The annual rate of inflation slowed down in April to 2.1 percent in total, compared to 2.3 percent in March. It thus dropped to its lowest level since late 2018.
At the turn of 2019 and 2020, inflation oscillated around 3 percent.
“The April slow-down was slightly lower than we expected as it was hindered by the dynamic rise in food prices,” Ľubomír Koršňák, analyst with UniCredit Bank Czech Republic and Slovakia wrote in a memo.
On the other hand, it was pulled down by cheap natural oil. The slight slow-down was also reported as caused by demand inflation, but this might have been affected by closed shops, he added.
In monthly terms, consumer prices remained unchanged in total, according to the Statistics Office.
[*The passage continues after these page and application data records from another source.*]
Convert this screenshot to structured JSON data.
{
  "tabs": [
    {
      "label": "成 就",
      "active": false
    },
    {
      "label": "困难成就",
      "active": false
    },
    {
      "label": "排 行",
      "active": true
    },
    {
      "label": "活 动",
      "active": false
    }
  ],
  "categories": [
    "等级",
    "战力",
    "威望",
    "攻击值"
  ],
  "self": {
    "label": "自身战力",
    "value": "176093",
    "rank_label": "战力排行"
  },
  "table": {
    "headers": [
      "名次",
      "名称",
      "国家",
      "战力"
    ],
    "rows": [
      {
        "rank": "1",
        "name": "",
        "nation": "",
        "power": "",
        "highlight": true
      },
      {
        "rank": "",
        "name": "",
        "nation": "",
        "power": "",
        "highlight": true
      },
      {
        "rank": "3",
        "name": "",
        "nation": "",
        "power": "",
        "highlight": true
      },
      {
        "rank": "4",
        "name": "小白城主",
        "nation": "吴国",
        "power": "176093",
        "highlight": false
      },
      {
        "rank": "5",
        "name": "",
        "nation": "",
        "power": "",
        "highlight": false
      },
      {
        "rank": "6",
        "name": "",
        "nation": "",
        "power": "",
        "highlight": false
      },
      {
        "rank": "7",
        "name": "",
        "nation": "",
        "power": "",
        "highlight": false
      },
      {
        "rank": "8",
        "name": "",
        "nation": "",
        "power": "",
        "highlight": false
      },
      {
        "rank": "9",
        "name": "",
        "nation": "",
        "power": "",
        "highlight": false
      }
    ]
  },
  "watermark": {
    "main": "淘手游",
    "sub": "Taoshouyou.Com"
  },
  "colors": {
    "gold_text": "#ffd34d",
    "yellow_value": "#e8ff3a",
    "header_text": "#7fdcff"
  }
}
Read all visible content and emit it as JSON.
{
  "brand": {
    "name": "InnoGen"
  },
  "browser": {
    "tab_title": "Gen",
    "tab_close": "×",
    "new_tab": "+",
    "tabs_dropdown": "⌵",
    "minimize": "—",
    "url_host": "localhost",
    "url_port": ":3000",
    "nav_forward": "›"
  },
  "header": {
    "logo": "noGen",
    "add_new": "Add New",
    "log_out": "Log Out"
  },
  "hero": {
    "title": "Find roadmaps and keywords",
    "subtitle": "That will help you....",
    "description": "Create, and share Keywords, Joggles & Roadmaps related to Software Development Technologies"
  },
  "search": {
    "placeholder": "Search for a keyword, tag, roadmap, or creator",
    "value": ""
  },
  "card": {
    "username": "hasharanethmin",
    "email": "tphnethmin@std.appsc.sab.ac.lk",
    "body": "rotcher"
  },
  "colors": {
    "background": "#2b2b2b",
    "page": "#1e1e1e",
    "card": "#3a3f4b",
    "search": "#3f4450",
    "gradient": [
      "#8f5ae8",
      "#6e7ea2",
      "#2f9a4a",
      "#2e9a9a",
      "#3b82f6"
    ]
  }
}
Food up, oil down
The Statistics Office also admitted that the consumer price index in April was significantly affected by the situation associated with the coronavirus crisis. The traditional field price survey was influenced by the closure of outlets and service operations and the cessation of field surveys. Uncollected prices were replaced by prices from other sources, e.g. websites, telephone and e-mail inquiries and data scanner information (food, alcoholic beverages) of retail chains have been used. A portion of the uncollected prices was obtained by imputation, i.e. using the month-on-month index from the previous year (April 2019 vs. March 2019).
14. May 2020 at 23:57 | Compiled by Spectator staff